Caroline: Hey Celeste, Yeah thanks…. I was living at home in Cornwall after a disastrous gap year and bad health and worked on my illustration folio. I had a lucky break showing my folio to a card company in Bath and from there on in I started illustrating greeting cards for a company called Gordon Fraser, under the umbrella of Hallmark Cards in 1997. I worked for card companies for a couple of years, illustrating numerous ranges and making a living from that and bar work. I loved it. I was then offered my first children’s book around the same time, for Oxford University Press, and then another for Readers Digest in Bath. From one of the the first ever greeting cards I did with Hallmark, a company called Parragon wanted me to do a book based on that card, of Father Christmas. I did 7 more books in that range, plus another 6 over the next few years. That started my career. I also took part in exhibitions in local galleries at that time and got an agent via that connection. So for a while I did various illustration work and then I started working with the children’s publisher Little Tiger Press in 2005. I have been on a rolling book contract with them ever since. Meaning I am contracted to do 2-5 books in one contract, spanning over 12 months – 2 years in advance. I prefer a two book contract so I don’t feel trapped. Little Tiger are a great company and really look after me. To the extent of taking me to business parties and taking me out for dinner in Palaces and lovely restaurants in Bologna, Italy, while at the Bologna Children’s Book Fair. Continue Reading

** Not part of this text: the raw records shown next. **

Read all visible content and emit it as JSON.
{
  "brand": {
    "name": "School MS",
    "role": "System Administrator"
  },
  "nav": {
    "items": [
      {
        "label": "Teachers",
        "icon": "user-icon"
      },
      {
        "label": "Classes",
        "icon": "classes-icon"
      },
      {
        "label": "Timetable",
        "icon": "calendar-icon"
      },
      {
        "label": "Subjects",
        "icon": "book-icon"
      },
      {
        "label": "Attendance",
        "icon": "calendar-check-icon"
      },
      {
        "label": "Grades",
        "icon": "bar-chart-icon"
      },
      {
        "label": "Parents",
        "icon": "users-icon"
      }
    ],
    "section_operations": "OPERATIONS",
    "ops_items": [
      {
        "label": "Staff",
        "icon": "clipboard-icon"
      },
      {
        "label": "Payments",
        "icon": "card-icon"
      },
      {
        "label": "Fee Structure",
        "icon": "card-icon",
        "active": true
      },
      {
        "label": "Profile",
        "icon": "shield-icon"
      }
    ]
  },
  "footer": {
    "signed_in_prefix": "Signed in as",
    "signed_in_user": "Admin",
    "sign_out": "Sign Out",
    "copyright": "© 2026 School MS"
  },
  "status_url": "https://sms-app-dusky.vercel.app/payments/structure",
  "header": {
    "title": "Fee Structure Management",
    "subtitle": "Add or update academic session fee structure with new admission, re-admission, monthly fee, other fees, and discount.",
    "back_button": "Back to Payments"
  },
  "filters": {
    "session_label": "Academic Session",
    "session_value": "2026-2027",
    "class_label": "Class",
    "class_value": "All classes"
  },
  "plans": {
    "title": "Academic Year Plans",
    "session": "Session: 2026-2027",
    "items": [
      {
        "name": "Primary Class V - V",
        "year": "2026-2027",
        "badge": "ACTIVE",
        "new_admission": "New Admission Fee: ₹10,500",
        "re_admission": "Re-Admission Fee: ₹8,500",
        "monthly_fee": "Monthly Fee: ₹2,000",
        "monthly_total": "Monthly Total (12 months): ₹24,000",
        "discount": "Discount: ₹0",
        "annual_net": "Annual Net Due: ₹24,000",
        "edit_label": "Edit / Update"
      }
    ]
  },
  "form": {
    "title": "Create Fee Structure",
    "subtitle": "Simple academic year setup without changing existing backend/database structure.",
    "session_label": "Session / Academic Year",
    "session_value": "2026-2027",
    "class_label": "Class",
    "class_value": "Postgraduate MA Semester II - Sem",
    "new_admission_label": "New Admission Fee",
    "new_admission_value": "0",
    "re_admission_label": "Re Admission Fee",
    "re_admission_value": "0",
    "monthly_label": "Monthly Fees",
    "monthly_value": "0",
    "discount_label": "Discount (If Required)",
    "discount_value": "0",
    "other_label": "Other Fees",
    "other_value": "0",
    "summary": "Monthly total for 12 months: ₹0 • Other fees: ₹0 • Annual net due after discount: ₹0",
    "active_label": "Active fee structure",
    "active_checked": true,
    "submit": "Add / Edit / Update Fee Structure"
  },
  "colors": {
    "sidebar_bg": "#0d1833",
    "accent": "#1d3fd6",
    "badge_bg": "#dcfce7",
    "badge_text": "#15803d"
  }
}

Celeste: Welcome Mike, to my blog! Before we get started, can you tell my readers a little about yourself?
Mike: Thanks Celeste. I appreciate the invite and opportunity. I live in the beautiful countryside just outside Edmonton, Alberta, where I’ve lived most my life enjoying comics, cartoons, sports, and ice cream. I also love creating stories and drawing and have been doing so for as long as I can remember. Professionally, I’ve been working in as an illustrator for over 16 years working almost exclusively on products for children.
Celeste: You style varies a lot, from realist to very stylised work. Can you tell us what your favourite project has been so far?
Mike: I have a couple favorites. Recently, it would be the I Don’t Want to be a Frog book, by Dev Petty, as well as my next book, A Tiger Tail. Both those books were such a natural delight to work on – which also helps having an incredible editing team that I really connected with. I should add that when I have time for it, I love doing personal doodles. I should really try to make more time for those.
Celeste: Not only are you a creative illustrator, but you’ve also been published as an author. How does it feel to be on the ‘other side’ as a writer?
Mike: It’s a very different approach to a project for sure. Drawing comes very naturally for me, where writing does not. When I get a manuscript that someone else has written, most of the hardest work has been done. As an illustrator, I get a lot of ideas and concepts I’d like to do or write. But an idea or simple concept is nowhere near a finished story. Writing a great story is the most difficult thing I have come up against, but something I also enjoy immensely. Continue Reading
Celeste: Hi Shirley! Thank so much for chatting with us today. I must say I love your work – it is very whimsical! Can you tell us a little about yourself, before I start bombarding you with questions!
Shirley: Hi Celeste! You are so kind to ask and thank you for your generous words, I really appreciate that! I am a children’s book illustrator and writer living in the Bay Area, California and have been illustrating for the children’s market for about five years. I made the transition to illustration in 2011 from many years in the graphic design field. I started out after college working for American Greetings, Inc. as a Professional Lettering Artist, and then worked for different design firms specializing in the toy industry, direct marketing, product marketing, and technology. I continue to work with my clients in design through gabbyandco.com, my company established in ‘98. Continue Reading